If you’re are anything like me, you find the easiest — yet still best — way to get things done. After all, life is too short to write programs using Edlin, so give me Visual Studio Code (VS Code). So, what’s an easy way for a Windows .NET developer to write code for Linux?
Continue reading “Sharing between Windows 10 and your VM”
Running .NET on Linux, using the Red Hat Container Development Kit (CDK), means your Linux VM is running “headless” — you don’t have a desktop UI. You have a command line, and that’s it.
Note: If you aren’t running .NET on Linux, hop over to the Red Hat Developer’s web page and download the CDK to get started.
Red Hat Enterprise Linux’s built-in editor, VIM, which is launched by the command
vi, is not a full-featured development environment. Not even close. That’s like saying a first-grader in the annual holiday play isn’t Meryl Streep; there’s a world of difference.
So what is a Windows developer to do? You’re accustomed to using Visual Studio — the worlds greatest development environment in my not-so-humble opinion — but you want to start developing code on your Linux VM.
The short answer is “Shared Volume”. Since we’re going to assume that the CDK is being used, this blog post will get down to the very specifics you need. Following these instructions, you can share a directory|folder (“directory” is the chosen vocabulary in Linux; “folder” is more frequently used in Windows) between the Linux VM and Windows, then use any editor to edit your code. Of course, you’ll choose Visual Studio, because it’s so awesome.
Continue reading “Using Visual Studio with Linux (Hint: Windows is still required)”
The sheer number of tasks involved in building out automation infrastructure for a new organization never ceases to amaze me. One of the most often overlooked groups of tasks, however, is security. Though I am in no way a security expert, I know there are some basic steps we should take to protect ourselves and our precious systems.
I also know that not everyone who administers RHEL systems has an extensive background working with Linux. If, like me, you’re normally a Windows admin, yet you find yourself having to secure a RHEL system, fret not. Here are some tips for adapting what you already know about Windows security best practices to RHEL environments.
(Some of) The Basics

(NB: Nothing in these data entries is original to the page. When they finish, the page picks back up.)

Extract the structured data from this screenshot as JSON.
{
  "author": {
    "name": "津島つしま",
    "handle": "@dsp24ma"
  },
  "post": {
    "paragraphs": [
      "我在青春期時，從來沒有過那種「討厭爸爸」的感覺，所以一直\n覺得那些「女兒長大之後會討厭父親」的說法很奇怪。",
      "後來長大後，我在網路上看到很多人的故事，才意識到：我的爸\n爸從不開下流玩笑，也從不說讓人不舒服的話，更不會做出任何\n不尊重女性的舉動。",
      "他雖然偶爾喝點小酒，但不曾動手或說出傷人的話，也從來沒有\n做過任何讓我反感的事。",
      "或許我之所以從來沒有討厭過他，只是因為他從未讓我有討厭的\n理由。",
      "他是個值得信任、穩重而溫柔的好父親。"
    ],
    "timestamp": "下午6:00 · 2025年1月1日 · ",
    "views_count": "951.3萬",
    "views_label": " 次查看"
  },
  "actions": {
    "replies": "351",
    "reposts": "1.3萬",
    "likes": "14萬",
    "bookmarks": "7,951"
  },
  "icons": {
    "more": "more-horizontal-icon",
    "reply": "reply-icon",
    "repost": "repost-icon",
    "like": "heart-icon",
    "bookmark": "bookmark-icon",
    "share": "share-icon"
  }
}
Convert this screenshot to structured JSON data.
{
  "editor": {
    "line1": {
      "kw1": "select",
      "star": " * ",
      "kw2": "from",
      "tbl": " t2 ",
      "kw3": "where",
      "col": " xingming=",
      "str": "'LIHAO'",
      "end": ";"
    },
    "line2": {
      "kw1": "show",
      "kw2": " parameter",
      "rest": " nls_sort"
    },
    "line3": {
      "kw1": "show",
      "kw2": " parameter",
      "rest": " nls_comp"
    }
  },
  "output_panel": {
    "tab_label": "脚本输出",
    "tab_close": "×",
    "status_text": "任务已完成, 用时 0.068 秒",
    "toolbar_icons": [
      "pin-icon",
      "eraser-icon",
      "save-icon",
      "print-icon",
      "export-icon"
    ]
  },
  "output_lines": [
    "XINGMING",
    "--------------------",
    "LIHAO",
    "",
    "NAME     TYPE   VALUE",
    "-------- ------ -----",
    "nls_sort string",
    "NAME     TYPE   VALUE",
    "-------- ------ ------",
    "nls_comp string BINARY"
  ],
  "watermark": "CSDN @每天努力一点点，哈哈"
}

For our purposes here, I’m going to run through three things that I would do quickly on Windows and discuss their equivalent on RHEL. We’re in no danger of this becoming a comprehensive guide. As far as starting points go, it should be fair enough.
- Software Updates
- User/Group Isolation
- Port Closings
Continue reading “CI Security on Red Hat Enterprise Linux from a Windows Perspective”
Despite spending plenty of time in Red Hat Linux while I was young, I have become an unabashed Windows environment super-user/programmer. Still, it’s hard to discount the multitude of ways that the *nix community stands ahead and alone, so when Microsoft and Red Hat announced their partnership to bring .NET to Linux, I had no choice but to take notice. As an experiment, I am going to go through setting up Red Hat Enterprise Linux (RHEL) and .NET Core to see if I can’t have a little fun and test the technology before it’s even at its first release.
This post is the first of two, with the final goal of learning how to convert an existing .NET application to .NET Core. But first we have to set up .NET Core on RHEL. (Also note that RHEL is now available at no cost for developer use! You can download it here.)
Continue reading “A Windows Guy’s Guide: Setting up .NET Core on RHEL”